It seems like the antithesis of what an enthusiast would define as “sporty”, but performance crossovers and SUVs exist, and they’re selling in droves. On the opposite end of the spectrum, sports cars and performance coupes are slumping.
According to recent data compiled by Bloomberg, even Porsche is feeling the pain that is the graying of America; traditional baby boomer buyers aren’t stepping into 911s like they used to. Ford and its iconic Mustang know the same issue, leading to the idling of the pony car’s plant while inventory sells off.
In the meantime, performance crossovers and SUVs from BMW, Mercedes and Porsche are selling at rapid rates. And of course they are. They’re comfortable, roomy and can still pack a punch for some fun in the passing lane. It’s just what the doctor ordered for an aging baby boomer with the need for speed.
Meanwhile, Generation X won’t come to the rescue for sports cars. There are simply fewer of them to purchase performance coupes. And despite what you may hear about millennials, they still like to drive and hold an admiration for sports cars. However, they can’t afford them at this stage in life.
Therefore, it’s time General Motors get in the game and cover its bases. Much like we argued for entry-level performance from a Chevrolet Cruze SS, Cadillac should be working to hop up its crossover portfolio to court aging buyers looking for more than a leather-lined drive from point A, to point B.
It’s not a new formula, and one Cadillac could have no trouble adhering to. Drop a powerful engine into a Cadillac XT5, gussy up the exterior and voila. The same can be said about the on again, off again Cadillac Escalade-V.
You don’t believe us when we say the General is lagging behind on performance SUVs and crossovers? Digest the following.
Each and every single Mercedes-Benz crossover and SUV has an AMG variant. Every. Single. One. That’s the GLA, GLC, GLE, GLE coupe, GLS, G-class and the E-class wagon.
What does General Motors have? Nothing.

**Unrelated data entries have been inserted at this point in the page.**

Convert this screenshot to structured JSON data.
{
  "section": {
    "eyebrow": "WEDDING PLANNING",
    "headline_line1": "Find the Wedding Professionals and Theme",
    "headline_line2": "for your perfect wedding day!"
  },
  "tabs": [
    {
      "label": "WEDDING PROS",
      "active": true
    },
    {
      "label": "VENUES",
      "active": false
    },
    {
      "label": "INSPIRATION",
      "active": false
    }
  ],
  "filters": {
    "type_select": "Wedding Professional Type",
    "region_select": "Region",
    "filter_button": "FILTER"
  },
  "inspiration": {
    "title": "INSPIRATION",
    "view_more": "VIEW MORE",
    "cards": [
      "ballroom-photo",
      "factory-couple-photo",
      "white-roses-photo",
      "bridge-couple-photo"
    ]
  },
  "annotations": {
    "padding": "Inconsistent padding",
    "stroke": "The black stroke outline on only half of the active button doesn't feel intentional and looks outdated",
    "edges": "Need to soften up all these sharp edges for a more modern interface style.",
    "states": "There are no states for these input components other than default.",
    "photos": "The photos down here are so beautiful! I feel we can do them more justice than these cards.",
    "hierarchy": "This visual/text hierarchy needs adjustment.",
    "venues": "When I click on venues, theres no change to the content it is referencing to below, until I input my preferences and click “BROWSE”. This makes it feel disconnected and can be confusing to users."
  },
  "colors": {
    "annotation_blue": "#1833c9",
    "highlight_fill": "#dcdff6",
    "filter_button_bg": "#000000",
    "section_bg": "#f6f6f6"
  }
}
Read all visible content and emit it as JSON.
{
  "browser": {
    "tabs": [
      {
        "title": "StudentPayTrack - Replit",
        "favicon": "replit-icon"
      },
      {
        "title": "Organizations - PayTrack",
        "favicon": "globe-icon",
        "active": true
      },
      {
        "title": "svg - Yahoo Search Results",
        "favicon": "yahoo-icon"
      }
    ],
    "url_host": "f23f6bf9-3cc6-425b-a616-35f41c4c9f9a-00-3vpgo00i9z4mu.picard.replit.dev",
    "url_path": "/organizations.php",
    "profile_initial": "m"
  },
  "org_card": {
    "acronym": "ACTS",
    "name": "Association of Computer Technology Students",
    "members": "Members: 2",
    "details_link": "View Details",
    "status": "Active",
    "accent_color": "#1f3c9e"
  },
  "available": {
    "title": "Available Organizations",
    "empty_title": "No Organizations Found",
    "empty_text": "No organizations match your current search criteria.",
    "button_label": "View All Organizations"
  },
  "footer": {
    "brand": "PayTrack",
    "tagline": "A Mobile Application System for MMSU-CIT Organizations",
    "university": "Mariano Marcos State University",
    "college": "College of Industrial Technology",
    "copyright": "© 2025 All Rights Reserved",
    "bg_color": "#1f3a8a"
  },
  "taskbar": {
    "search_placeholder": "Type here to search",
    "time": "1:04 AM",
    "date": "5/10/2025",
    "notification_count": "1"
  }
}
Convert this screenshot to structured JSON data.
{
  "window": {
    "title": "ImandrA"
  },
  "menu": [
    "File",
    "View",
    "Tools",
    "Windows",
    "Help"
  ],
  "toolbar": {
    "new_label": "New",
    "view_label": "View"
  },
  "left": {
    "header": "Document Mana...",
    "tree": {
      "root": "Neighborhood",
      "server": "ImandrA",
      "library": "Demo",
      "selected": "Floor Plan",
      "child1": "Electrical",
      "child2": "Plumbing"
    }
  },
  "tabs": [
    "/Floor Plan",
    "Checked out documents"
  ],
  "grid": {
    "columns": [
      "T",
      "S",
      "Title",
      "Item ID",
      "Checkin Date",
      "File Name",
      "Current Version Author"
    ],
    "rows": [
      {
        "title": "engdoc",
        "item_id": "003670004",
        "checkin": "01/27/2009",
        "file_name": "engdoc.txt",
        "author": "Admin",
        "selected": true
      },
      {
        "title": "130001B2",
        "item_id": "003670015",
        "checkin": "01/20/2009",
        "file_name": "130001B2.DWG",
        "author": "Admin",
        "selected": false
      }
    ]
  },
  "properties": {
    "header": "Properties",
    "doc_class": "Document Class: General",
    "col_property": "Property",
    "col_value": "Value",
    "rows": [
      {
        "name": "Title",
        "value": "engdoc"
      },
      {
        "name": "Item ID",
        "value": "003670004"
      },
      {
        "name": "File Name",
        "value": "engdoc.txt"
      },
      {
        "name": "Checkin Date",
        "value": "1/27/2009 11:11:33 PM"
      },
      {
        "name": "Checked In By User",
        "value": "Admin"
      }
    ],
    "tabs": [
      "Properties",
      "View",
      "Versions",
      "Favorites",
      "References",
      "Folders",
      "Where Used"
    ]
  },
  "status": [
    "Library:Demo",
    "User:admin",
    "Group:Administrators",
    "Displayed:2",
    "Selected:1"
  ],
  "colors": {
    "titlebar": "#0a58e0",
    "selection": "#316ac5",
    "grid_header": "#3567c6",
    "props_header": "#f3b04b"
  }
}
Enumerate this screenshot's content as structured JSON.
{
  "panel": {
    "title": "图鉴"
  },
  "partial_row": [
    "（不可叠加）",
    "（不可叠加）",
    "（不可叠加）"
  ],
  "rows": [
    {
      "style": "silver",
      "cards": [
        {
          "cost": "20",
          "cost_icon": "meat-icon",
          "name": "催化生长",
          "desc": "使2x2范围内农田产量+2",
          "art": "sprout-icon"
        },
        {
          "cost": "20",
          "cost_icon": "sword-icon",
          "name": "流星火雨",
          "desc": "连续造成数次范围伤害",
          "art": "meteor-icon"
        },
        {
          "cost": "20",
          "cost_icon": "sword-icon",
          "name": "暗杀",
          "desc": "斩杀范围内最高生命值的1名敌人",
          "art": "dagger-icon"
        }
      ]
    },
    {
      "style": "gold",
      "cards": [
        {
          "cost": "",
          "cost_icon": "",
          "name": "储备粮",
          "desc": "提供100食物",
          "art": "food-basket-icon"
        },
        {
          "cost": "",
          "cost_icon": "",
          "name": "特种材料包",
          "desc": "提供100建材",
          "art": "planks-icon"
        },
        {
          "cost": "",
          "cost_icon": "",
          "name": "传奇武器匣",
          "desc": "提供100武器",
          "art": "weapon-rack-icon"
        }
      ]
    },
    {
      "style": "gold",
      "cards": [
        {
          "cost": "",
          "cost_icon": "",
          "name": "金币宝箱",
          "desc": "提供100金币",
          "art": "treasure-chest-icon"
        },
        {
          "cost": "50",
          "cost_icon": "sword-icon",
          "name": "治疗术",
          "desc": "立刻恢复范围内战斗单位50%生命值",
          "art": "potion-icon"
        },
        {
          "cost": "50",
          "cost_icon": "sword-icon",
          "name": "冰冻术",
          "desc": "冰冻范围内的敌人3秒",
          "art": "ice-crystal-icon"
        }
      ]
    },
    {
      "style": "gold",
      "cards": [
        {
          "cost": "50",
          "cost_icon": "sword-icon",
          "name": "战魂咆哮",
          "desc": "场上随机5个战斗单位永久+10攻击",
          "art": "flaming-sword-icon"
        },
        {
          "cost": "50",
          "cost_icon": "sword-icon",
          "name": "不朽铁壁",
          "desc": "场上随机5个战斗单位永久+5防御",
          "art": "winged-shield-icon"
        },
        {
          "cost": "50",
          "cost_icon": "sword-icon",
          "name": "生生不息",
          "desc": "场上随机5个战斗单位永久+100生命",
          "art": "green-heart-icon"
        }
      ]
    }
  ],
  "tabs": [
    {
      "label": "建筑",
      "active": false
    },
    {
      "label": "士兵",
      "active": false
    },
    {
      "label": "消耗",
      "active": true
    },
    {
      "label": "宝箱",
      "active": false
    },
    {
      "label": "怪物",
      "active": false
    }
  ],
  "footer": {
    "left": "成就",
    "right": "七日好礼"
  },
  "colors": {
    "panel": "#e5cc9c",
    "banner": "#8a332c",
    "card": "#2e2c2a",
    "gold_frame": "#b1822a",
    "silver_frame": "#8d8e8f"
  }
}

Until millennials find their footing as consumers, sports car sales will continue to dwindle. They won’t go away, but they’ll certainly shrink to a much smaller segment than we’re used to. And who knows how drastically the market will shift by the time the internet generation can afford such an expressive vehicle.
Until then, it’s the performance crossover SUV that will rein supreme. And the Germans are raining on GM’s parade.